Early last year, I came across Kim Walvisch’s suburban photography while at Granger Café in Caulfield. I recall asking the cafes owner, Nick Gardiner, who took such beautiful images. In particular, I was taken by the shot of the prickly pear tree, which reminded me so much of my childhood. It was then that I learnt of the local photographer. I followed her journey via Instagram, but it wasn’t until this year when I heard Kim on ABC Radio Melbourne talking about her newly published book, that I realised exactly what prompted the suburban photographs.

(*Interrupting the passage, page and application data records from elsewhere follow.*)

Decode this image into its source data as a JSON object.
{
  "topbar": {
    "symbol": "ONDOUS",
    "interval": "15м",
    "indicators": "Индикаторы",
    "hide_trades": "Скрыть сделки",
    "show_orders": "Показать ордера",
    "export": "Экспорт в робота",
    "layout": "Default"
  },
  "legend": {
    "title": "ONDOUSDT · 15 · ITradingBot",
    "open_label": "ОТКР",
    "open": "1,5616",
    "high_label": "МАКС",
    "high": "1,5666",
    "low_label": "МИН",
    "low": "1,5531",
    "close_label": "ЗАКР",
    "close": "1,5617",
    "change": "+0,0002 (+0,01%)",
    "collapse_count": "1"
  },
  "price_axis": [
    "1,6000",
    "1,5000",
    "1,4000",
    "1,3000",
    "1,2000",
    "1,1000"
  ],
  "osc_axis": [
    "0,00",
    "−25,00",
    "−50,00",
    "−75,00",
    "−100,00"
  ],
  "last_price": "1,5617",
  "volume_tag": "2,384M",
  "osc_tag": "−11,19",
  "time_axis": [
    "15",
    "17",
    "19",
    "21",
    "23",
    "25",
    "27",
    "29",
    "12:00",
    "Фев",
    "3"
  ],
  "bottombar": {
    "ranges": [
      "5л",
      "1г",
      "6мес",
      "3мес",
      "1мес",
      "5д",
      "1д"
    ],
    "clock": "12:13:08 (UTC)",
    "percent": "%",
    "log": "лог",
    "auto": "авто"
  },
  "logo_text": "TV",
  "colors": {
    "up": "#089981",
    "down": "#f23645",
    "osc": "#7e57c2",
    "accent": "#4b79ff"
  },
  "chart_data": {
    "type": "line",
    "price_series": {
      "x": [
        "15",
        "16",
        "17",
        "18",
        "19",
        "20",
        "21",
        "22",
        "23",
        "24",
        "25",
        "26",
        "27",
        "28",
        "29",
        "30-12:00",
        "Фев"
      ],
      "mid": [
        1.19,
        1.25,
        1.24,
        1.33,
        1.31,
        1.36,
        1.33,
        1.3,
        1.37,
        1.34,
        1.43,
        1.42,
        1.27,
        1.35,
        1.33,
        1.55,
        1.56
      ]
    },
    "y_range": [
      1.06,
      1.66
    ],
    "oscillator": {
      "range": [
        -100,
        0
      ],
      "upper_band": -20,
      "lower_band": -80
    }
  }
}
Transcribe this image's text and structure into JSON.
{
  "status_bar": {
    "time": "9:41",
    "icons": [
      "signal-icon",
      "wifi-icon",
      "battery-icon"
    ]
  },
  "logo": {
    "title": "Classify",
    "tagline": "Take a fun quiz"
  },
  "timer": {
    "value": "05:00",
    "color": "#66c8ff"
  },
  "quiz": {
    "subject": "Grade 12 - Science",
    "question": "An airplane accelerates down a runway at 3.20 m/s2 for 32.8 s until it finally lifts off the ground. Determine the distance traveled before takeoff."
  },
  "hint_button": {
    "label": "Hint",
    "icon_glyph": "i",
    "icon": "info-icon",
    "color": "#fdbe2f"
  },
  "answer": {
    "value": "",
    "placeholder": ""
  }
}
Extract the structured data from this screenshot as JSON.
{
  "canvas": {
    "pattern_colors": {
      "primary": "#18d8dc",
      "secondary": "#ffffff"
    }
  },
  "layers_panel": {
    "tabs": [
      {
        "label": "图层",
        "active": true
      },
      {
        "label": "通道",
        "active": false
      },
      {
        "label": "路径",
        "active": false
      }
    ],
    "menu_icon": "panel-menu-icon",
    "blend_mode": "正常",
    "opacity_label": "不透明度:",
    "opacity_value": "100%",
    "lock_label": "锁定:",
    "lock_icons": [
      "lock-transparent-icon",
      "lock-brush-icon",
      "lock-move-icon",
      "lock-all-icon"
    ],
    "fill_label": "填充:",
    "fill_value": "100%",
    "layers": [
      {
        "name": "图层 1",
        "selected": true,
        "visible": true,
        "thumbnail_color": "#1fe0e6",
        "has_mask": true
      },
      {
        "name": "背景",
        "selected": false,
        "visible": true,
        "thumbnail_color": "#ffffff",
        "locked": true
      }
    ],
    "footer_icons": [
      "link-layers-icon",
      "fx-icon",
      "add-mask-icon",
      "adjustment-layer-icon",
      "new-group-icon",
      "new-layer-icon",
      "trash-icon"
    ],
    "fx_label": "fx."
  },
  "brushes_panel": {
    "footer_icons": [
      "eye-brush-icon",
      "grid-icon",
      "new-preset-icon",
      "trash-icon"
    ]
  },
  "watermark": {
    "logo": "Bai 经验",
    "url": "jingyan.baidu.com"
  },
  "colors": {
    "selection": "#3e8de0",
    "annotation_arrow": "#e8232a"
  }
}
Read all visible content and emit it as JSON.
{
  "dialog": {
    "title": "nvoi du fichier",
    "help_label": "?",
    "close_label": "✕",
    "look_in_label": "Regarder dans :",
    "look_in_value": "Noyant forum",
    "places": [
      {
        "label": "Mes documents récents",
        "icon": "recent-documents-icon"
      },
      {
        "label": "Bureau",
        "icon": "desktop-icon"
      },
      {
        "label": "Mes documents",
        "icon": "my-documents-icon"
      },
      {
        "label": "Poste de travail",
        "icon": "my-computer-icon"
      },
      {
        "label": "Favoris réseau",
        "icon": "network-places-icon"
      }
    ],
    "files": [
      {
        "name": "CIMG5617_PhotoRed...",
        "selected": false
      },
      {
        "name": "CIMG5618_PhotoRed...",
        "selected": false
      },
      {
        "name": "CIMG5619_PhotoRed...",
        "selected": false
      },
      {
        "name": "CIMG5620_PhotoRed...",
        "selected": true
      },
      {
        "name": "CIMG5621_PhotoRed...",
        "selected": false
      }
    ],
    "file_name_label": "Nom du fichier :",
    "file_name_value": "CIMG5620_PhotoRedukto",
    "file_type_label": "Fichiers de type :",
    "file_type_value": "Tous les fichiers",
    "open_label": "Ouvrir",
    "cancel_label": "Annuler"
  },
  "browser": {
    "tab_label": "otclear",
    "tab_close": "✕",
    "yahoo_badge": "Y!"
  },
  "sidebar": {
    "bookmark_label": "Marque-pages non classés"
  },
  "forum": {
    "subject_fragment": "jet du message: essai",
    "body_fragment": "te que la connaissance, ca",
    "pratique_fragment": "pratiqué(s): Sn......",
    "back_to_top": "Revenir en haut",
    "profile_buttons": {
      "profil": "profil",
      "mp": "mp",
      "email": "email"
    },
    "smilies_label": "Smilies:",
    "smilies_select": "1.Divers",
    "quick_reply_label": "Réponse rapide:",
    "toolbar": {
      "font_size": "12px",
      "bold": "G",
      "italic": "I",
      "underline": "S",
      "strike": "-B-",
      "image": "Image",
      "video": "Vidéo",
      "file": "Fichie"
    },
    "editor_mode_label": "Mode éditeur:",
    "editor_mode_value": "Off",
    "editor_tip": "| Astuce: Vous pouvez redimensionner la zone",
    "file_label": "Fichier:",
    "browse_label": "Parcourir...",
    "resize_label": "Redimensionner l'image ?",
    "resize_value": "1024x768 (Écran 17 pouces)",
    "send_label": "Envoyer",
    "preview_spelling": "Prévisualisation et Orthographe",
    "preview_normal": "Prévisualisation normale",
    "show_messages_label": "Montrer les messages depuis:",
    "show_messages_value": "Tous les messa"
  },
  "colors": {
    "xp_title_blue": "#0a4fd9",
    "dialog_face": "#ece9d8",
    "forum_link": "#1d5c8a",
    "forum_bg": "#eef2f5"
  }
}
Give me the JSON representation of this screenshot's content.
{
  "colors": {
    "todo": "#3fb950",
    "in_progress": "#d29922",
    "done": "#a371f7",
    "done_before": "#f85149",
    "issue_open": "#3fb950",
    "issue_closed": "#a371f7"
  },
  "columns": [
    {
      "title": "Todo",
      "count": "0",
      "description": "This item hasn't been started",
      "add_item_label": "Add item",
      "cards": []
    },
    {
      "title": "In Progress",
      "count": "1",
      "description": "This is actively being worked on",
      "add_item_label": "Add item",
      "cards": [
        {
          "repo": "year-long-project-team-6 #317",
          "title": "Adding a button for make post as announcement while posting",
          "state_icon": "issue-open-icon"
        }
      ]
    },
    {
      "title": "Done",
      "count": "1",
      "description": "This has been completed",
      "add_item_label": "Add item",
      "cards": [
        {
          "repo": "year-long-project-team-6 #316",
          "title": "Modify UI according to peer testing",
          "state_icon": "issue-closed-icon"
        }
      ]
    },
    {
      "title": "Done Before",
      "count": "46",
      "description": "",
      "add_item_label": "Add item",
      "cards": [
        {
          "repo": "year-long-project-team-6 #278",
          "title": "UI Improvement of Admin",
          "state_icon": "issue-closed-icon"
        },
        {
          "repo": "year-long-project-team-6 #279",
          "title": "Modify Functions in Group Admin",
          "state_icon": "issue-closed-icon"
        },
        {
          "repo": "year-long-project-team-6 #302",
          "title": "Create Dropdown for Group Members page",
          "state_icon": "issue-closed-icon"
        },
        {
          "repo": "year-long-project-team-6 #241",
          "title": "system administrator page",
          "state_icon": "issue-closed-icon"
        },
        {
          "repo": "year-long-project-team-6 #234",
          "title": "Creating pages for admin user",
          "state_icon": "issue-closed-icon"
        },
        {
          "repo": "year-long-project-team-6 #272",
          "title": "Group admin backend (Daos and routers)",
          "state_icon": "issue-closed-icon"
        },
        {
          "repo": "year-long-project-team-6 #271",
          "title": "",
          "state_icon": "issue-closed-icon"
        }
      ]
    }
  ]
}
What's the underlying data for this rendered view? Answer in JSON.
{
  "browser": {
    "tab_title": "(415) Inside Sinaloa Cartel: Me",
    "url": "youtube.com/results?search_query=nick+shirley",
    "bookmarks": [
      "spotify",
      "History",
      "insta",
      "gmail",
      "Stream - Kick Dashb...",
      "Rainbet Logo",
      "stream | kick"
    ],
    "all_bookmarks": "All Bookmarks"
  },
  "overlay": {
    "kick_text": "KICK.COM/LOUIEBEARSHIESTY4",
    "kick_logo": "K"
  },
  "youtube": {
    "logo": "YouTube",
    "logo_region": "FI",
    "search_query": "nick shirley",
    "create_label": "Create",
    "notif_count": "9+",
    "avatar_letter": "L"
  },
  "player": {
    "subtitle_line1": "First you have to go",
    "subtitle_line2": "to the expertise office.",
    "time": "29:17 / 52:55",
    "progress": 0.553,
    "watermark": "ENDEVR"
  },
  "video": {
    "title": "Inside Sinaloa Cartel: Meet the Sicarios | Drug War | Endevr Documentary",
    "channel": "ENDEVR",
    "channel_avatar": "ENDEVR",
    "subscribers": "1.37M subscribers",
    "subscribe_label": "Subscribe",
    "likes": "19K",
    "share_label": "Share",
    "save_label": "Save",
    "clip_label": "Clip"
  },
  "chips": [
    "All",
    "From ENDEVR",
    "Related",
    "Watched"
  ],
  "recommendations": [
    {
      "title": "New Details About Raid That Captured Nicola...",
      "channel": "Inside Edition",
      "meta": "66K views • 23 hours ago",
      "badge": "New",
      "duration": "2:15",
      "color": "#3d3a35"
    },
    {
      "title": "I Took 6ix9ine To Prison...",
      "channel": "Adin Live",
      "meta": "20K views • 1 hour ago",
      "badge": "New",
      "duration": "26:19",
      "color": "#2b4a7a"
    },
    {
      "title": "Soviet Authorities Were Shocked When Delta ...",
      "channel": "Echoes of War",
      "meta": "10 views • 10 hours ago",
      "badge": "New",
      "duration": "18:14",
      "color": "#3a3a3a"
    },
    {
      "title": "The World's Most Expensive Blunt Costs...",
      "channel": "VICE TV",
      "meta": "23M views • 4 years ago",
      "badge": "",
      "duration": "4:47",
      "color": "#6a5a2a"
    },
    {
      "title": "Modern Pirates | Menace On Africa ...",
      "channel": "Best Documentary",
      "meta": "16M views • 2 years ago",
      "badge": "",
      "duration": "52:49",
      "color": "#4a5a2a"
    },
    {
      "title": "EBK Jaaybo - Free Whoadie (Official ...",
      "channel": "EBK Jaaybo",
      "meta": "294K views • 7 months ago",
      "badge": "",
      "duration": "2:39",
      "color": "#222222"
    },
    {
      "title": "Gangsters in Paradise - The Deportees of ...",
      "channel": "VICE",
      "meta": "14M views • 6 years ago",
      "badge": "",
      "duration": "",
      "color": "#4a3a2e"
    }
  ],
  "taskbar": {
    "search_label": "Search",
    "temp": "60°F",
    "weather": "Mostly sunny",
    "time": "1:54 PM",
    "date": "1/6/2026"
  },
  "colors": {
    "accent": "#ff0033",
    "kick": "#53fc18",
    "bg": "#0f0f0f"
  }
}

Following Kim’s journey, was as insightful as unearthing Melbourne’s café culture. Seemingly, Kim began taking photos while walking her newborn daughter. Being new to motherhood, trying to find the right conditions for her baby to fall asleep was a challenge, but she quickly learnt that walking her in a pram outdoors helped tremendously. To make the journey a little more fulfilling, Kim began taking photos of suburban sights that reminded her of her childhood. It was nostalgic, and reminded her of the beauty hidden within suburbia.
Much like many of us who grew up in the suburbs, Kim noticed the beauty and uniqueness in suburbia being lost as suburbs became concrete jungles and gentrified. Once large blocks of land with a single standing home have now been cleared to make way for townhouses. The burbs are slowing losing their character, to make way for the increasing population.
If nothing else, Kim is documenting history, and capturing the last of those hidden gems, and icons of the yesteryear, which are slowing being replaced by modernity. It’s a quality I cherish, having been born and bred in Oakleigh. Today I met Kim at Granger café, to gift her newly published book to the owner of Granger. I thought it was a fitting gift to bestow upon the man who first introduced me to Kim’s work.